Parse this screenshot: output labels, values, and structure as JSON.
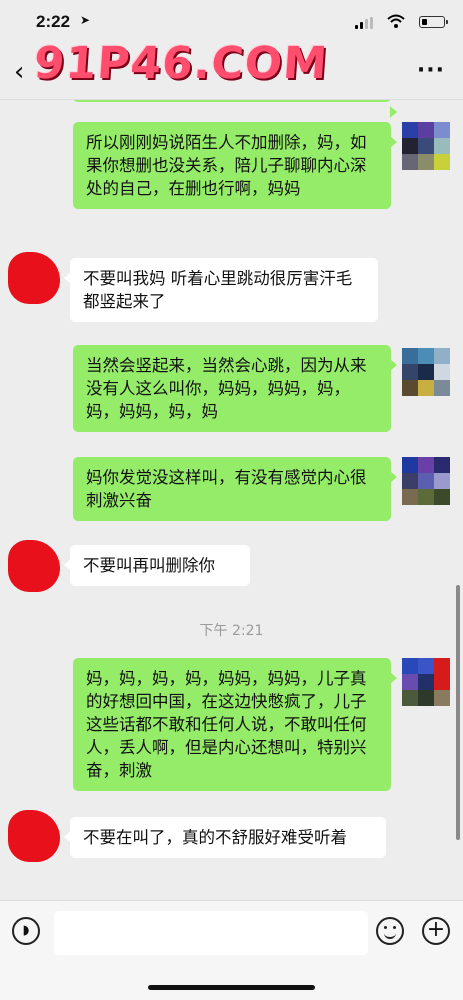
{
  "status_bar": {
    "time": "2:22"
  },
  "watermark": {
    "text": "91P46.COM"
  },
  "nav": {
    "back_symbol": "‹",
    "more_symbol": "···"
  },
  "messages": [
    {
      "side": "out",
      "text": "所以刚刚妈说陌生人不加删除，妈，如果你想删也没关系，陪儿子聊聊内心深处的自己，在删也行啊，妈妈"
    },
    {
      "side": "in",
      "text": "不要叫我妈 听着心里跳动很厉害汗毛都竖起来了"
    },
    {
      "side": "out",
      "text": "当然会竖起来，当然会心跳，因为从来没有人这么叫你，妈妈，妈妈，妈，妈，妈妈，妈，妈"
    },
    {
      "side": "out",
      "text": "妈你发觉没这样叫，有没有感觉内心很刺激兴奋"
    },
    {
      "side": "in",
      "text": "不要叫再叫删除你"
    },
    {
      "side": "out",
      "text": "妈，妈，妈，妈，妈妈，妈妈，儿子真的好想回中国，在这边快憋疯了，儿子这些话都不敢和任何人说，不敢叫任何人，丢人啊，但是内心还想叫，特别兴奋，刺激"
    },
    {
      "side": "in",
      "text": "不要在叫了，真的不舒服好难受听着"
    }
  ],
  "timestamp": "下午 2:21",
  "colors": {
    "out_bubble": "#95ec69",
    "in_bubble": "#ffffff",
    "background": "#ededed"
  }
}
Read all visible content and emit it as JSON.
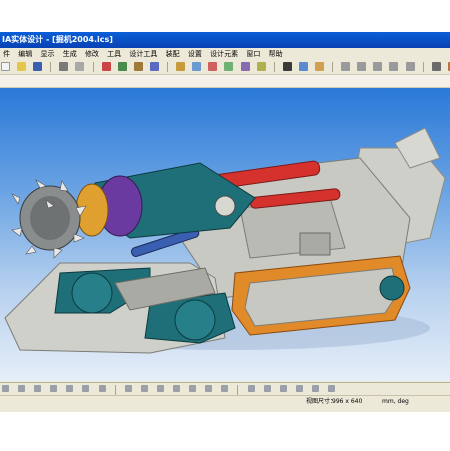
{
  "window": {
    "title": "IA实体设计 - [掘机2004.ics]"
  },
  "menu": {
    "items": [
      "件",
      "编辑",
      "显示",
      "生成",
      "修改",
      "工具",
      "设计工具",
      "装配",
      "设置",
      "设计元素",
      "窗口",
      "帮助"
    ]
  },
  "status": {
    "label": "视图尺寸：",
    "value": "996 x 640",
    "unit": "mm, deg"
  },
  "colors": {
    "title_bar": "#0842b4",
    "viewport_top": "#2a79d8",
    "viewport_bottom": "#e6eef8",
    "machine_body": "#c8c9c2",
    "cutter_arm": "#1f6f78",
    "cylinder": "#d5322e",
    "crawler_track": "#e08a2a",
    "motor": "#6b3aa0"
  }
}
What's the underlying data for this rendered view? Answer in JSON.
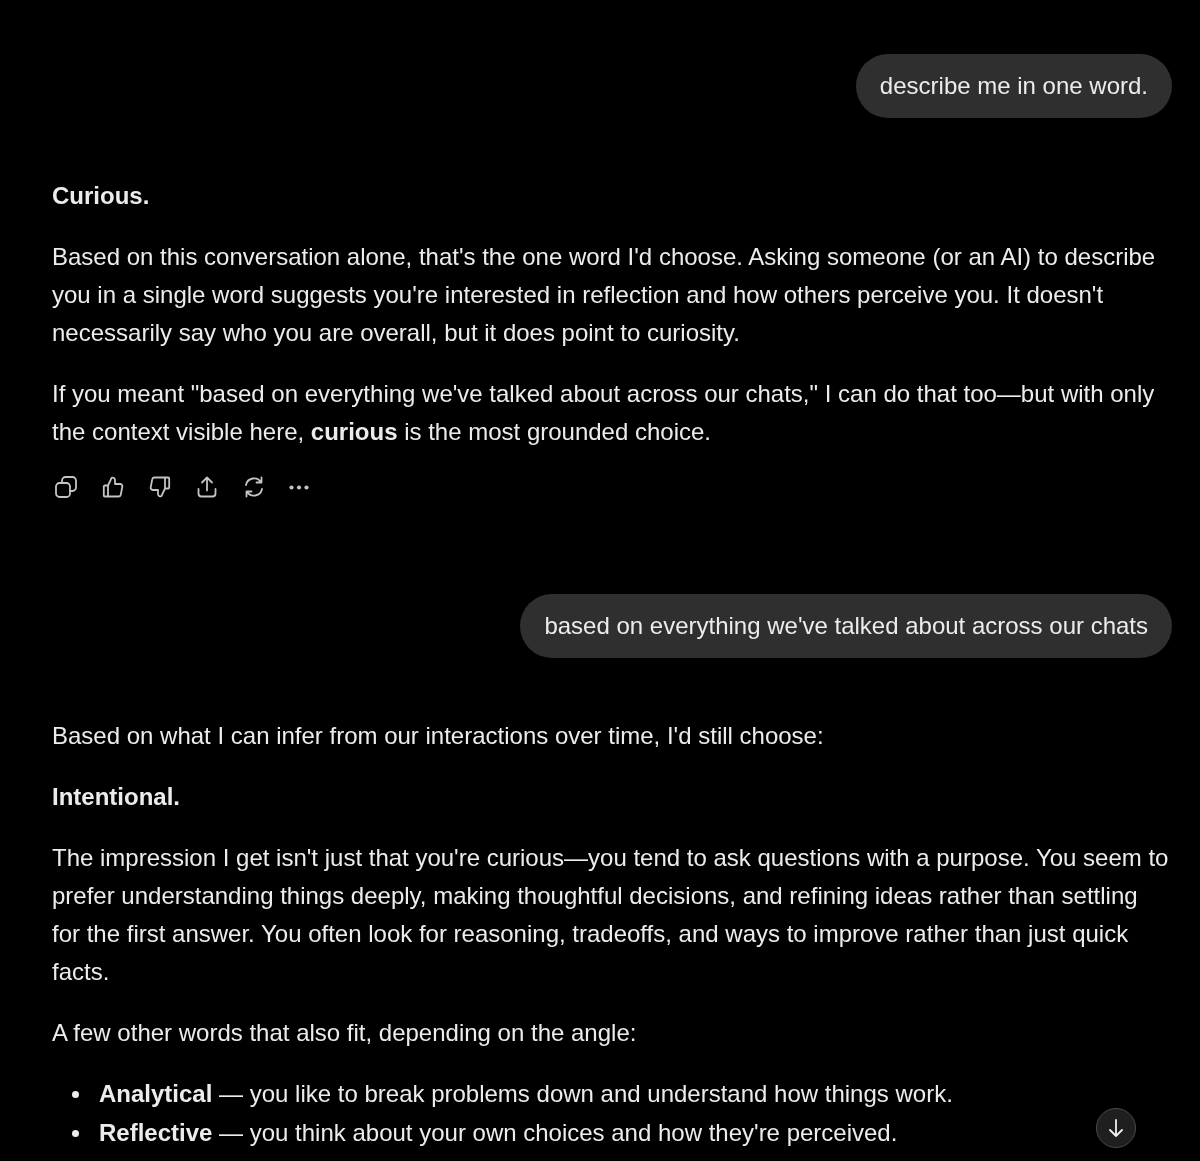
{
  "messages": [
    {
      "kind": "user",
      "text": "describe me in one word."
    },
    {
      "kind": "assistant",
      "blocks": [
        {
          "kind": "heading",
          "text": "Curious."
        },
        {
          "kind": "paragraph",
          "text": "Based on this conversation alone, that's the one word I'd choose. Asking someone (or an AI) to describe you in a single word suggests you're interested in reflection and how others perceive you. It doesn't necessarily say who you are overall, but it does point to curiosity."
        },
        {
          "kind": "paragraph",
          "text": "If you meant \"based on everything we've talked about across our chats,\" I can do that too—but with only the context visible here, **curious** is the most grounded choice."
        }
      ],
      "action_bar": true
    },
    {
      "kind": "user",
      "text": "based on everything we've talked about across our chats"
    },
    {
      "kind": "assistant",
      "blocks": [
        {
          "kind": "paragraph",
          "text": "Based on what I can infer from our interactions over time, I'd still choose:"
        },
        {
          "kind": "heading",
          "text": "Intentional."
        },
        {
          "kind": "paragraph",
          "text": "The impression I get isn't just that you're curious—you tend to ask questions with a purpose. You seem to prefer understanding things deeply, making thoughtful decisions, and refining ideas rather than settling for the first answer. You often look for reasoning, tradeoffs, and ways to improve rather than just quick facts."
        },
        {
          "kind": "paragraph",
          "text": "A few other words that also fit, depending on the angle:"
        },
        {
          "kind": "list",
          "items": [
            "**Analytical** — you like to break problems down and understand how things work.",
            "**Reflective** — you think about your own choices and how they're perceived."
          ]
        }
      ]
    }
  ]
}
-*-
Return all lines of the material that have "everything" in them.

◆ EXERCISE ANSWER:
          "text": "If you meant \"based on everything we've talked about across our chats,\" I can do that too—but with only the context visible here, **curious** is the most grounded choice."
      "text": "based on everything we've talked about across our chats"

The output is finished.